» **Excerpts from an interface dataset**
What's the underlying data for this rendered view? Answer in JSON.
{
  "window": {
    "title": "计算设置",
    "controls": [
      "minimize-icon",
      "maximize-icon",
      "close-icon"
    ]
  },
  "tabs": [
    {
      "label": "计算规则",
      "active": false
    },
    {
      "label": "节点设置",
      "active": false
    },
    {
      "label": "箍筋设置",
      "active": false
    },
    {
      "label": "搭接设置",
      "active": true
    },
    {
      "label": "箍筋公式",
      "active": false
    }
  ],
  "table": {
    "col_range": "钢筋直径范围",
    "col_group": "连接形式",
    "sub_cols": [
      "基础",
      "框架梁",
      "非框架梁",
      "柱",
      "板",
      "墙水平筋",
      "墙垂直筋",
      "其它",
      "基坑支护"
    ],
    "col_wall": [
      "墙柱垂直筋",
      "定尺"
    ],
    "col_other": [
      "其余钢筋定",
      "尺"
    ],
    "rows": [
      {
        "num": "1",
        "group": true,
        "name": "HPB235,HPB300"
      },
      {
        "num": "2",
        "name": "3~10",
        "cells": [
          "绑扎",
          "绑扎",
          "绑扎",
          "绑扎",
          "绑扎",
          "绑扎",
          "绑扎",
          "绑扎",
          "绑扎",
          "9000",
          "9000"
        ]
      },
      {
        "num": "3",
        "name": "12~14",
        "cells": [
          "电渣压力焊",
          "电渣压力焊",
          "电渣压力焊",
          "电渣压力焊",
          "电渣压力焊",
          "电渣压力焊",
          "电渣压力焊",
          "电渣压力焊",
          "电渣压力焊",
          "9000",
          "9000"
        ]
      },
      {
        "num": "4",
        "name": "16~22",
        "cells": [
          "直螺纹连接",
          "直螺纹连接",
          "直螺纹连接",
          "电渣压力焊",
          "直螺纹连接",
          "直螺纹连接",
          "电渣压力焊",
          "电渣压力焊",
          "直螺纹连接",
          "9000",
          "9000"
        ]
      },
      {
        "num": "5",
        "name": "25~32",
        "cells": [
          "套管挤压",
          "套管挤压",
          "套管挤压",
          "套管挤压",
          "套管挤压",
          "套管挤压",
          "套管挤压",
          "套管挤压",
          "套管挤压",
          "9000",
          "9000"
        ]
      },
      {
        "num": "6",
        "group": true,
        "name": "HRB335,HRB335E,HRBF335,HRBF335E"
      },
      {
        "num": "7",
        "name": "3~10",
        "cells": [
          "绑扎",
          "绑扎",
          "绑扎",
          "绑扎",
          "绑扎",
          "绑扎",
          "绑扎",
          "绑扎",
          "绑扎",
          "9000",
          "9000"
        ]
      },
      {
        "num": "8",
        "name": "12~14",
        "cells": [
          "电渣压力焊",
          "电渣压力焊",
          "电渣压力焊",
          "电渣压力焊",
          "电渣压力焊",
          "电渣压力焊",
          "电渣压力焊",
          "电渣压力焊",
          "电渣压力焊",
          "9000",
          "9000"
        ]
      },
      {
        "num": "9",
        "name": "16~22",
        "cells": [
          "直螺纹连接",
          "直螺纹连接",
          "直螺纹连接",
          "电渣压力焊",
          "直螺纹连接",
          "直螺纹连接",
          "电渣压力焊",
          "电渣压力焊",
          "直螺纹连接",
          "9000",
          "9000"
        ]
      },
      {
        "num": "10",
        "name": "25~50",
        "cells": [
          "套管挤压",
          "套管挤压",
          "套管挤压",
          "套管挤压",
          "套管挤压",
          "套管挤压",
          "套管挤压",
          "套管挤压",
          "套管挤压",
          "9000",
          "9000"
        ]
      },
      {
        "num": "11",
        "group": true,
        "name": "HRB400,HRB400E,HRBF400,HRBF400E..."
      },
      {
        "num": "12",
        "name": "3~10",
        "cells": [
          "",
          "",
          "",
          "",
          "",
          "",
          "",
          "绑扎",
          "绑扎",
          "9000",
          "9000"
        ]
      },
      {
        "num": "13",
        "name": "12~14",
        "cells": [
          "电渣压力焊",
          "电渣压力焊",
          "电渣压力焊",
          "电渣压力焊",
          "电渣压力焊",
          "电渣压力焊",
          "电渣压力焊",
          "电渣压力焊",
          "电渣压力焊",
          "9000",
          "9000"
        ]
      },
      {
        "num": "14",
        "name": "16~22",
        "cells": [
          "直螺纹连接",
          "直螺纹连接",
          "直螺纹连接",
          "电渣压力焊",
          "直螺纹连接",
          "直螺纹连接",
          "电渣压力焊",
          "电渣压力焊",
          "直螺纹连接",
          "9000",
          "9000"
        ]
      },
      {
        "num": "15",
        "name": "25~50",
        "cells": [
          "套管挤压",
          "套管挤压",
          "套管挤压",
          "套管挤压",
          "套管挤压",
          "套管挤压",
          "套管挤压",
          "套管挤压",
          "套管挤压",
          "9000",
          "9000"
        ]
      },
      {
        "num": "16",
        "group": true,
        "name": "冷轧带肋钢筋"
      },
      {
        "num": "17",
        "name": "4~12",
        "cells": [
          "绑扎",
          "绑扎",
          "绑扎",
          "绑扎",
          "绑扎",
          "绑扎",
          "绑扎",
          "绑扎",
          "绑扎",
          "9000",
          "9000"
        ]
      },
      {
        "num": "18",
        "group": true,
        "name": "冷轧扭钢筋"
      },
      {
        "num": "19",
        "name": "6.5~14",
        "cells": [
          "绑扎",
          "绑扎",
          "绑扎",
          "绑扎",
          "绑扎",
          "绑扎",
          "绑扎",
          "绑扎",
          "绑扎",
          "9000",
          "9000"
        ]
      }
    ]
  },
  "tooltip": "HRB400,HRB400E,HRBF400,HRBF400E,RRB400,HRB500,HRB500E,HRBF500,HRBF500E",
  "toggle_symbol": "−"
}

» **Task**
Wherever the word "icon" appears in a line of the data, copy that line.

» **Solved exercise**
      "minimize-icon",
      "maximize-icon",
      "close-icon"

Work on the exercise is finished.